After many attempts to resolve the matter through negotiation and conciliation, the NTEU took the issue to arbitration, with two days of hearings in early August and extensive witness evidence and lengthy written submissions from both sides.
Fair Work Commissioner Simpson issued his decision yesterday which agreed with the union’s criticism of the Workload Model.
The Commissioner found that the Model did not comply with the requirements of the Agreement in that it is not based on quantitative standards and “strays too far from what the evidence indicates would be a median amount of time required to do the work described in the current model.”
He agreed with the NTEU that the time allowed under the Model for the teaching-related duties associated with lectures, tutorials, and unit coordination was insufficient.
Associate Professor Lin Fung, an academic from USC’s School of Health and Behavioural Sciences who appeared as a witness for the NTEU, hailed the win.
“The Commissioner’s findings will enable all USC staff to continue to provide high quality teaching in a sustainable way, and to actually have time to do research – wins for staff, students and USC,” Associate Professor Fung said.
Associate Professor Andrew Bonnell, an academic from UQ who appeared as a witness for the NTEU, said that managements’ across the country could learn from this decision.
“It’s really unfortunate that USC management came up with workload models that short-changed their hard-working staff so much.
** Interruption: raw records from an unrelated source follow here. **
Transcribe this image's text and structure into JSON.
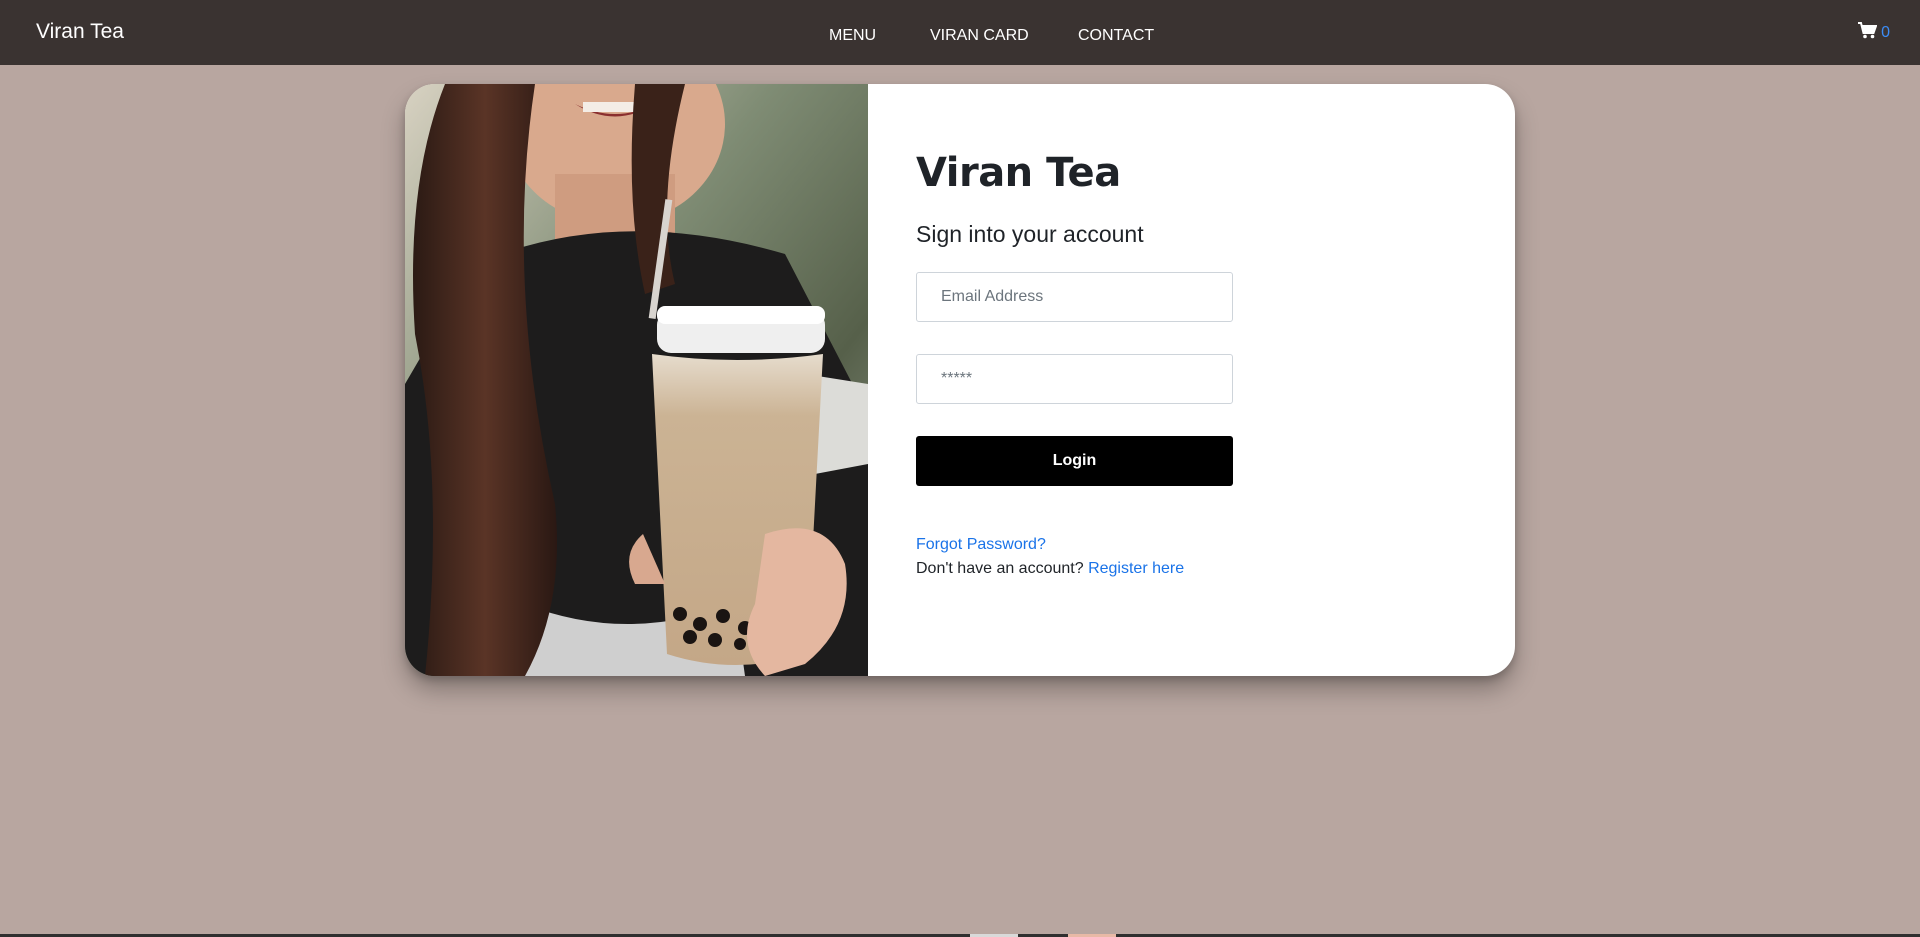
{
  "brand": "Viran Tea",
  "nav": {
    "items": [
      {
        "label": "MENU"
      },
      {
        "label": "VIRAN CARD"
      },
      {
        "label": "CONTACT"
      }
    ]
  },
  "cart": {
    "icon": "shopping-cart-icon",
    "count": "0"
  },
  "login": {
    "title": "Viran Tea",
    "subtitle": "Sign into your account",
    "email_placeholder": "Email Address",
    "password_placeholder": "*****",
    "button_label": "Login",
    "forgot_label": "Forgot Password?",
    "no_account_text": "Don't have an account?",
    "register_label": "Register here"
  },
  "colors": {
    "background": "#b8a6a0",
    "navbar": "#3a3331",
    "link": "#1a73e8",
    "cart_count": "#3b8cf5",
    "button": "#000000"
  }
}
Academic work is highly complex but we do have expertise in this area if people choose to ask us.”
NTEU Queensland Division Secretary Michael McNally thanked the brave members who fought for this decision.
“We couldn’t have won this case without our members at USC stepping up to take the witness stand and call out USC management’s ridiculous workload allocations,” Mr McNally said.
“The Commissioner found that the workload models weren’t based on quantitative standards, which is what members have been saying all along”
“It was pretty clear, even to someone without any detailed knowledge, that a workload model that allocated zero hours for coordinating courses of less than 50 students was deeply flawed.”
“It will be interesting to see how USC management reacts. Will they work with NTEU and staff to create quantitative standards that reflect the time it takes to do the work, or will they appeal and try to continue to undervalue academic work?”
“Academic staff across the country have their work undercounted and undervalued by dodgy workload models, and this decision will shake that status quo at the foundations”
“NTEU threw their best and brightest industrial team at this with staff from Queensland, Victoria, South Australia and the National Industrial and Legal Team working together to secure this outstanding victory.”